I was actually quite surprised to find that people assumed that I was of average or even below average intelligence just because I didn't talk much and was quite socially inept. Severe mindblindness doesn't effect my ability to solve complicated math problems since that isn't something that requires empathy.

Most people with HFA/AS have average intelligence, despite what ND proponents may tell you because I know I'm a rarity in the autism world.

I just don't understand intelligent people with HFA/AS who don't want to cure autism. Imagine what they and others like them could do if they weren't so socially inept! I would be the same person, except I would be able socialize and thus be much more successful.
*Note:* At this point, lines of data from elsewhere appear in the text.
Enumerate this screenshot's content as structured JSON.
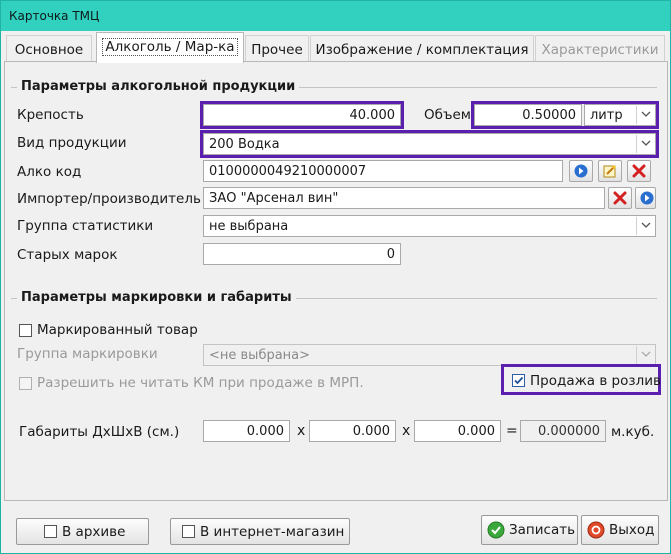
{
  "window": {
    "title": "Карточка ТМЦ"
  },
  "tabs": [
    {
      "label": "Основное"
    },
    {
      "label": "Алкоголь / Мар-ка"
    },
    {
      "label": "Прочее"
    },
    {
      "label": "Изображение / комплектация"
    },
    {
      "label": "Характеристики"
    }
  ],
  "alcohol": {
    "section_title": "Параметры алкогольной продукции",
    "strength_label": "Крепость",
    "strength_value": "40.000",
    "volume_label": "Объем",
    "volume_value": "0.50000",
    "volume_unit": "литр",
    "product_type_label": "Вид продукции",
    "product_type_value": "200 Водка",
    "alco_code_label": "Алко код",
    "alco_code_value": "0100000049210000007",
    "importer_label": "Импортер/производитель",
    "importer_value": "ЗАО \"Арсенал вин\"",
    "stat_group_label": "Группа статистики",
    "stat_group_value": "не выбрана",
    "old_marks_label": "Старых марок",
    "old_marks_value": "0"
  },
  "marking": {
    "section_title": "Параметры маркировки и габариты",
    "marked_label": "Маркированный товар",
    "marked_checked": false,
    "group_label": "Группа маркировки",
    "group_value": "<не выбрана>",
    "allow_label": "Разрешить не читать КМ при продаже в МРП.",
    "draft_label": "Продажа в розлив",
    "draft_checked": true,
    "dims_label": "Габариты ДхШхВ (см.)",
    "dim_length": "0.000",
    "dim_width": "0.000",
    "dim_height": "0.000",
    "times_sign": "x",
    "equals_sign": "=",
    "volume_result": "0.000000",
    "volume_unit": "м.куб."
  },
  "footer": {
    "archive_label": "В архиве",
    "shop_label": "В интернет-магазин",
    "save_label": "Записать",
    "exit_label": "Выход"
  },
  "colors": {
    "highlight": "#5b1fb0",
    "titlebar": "#31d0bf",
    "arrow_blue": "#2a6fd0",
    "delete_red": "#d42020"
  }
}
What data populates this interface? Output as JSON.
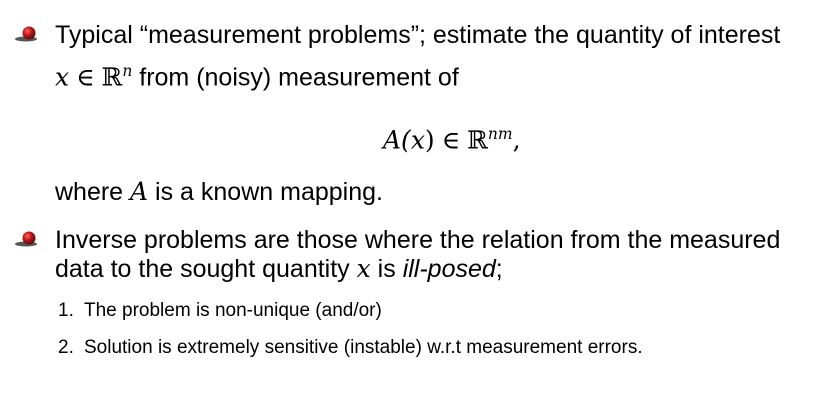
{
  "bullets": [
    {
      "line1": "Typical “measurement problems”; estimate the quantity of interest",
      "line2_var": "x",
      "line2_in": "∈",
      "line2_set": "ℝ",
      "line2_exp": "n",
      "line2_text": " from (noisy) measurement of",
      "equation": {
        "func": "A(",
        "var": "x",
        "close": ")",
        "in": "∈",
        "set": "ℝ",
        "exp": "nm",
        "punct": ","
      },
      "after_pre": "where ",
      "after_var": "A",
      "after_post": " is a known mapping."
    },
    {
      "line1": "Inverse problems are those where the relation from the measured",
      "line2_pre": "data to the sought quantity ",
      "line2_var": "x",
      "line2_mid": " is ",
      "line2_em": "ill-posed",
      "line2_post": ";"
    }
  ],
  "numbered_items": [
    {
      "num": "1.",
      "text": "The problem is non-unique (and/or)"
    },
    {
      "num": "2.",
      "text": "Solution is extremely sensitive (instable) w.r.t measurement errors."
    }
  ],
  "colors": {
    "bullet_red": "#c0141a",
    "bullet_dark": "#5a0d0d",
    "text": "#000000"
  }
}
Marius Filip said...

I fully agree with you; autism is a huge hindrance on you, a person with very high IQ who cannot fructify this massive intelligence because of autistic impairments.

In the case of ND, my understanding is that their agenda is to redefine eventually what a successful person is (along with what intelligence means, what a valid IQ test is, and so on and so forth).

In other words, if the reality does not fit my capacities, the hell with the reality, it is the reality's duty to curb itself in order to make me fit.

It's a slippery and dangerous track. My country was communist not long ago, I lived in that era, and the regime taught us that we were truly free (and not the Americans, the Canadians or the French) because there were no billionaires in our country to exploit the working class - as it was the case, so they said, in West.

In other words, the very concept of freedom was redefined and transformed into something that had nothing to do with what the sheer common sense says about what freedom is.

That's why I find ND so dangerous - not only because they try to speak in the name of others and they try to stop the battle to heal autism, but also because their very values and system of thinking rely on ideology and not on reality - hence, in my opinion, it is a poisonous lie.

I added your blog to my RSS reader. I would like to contact you by email some time in the future, if you don't mind, because I am deeply interested in how you see the world.

My son, age of 5, thanks to God and to behavioral intervention, makes steady and fast progress. I can foresee when he'll be functional enough to go mainstream.

Although he's got a good chance to recover, I am sure his way of thinking will be forever different. In this respect, your testimonies are invaluable to us, and I am sure, to many others.

Many thanks to Harold who, through his active blog, makes not only a vigorous pro-autism advocacy, but also builds virtual bridges between people.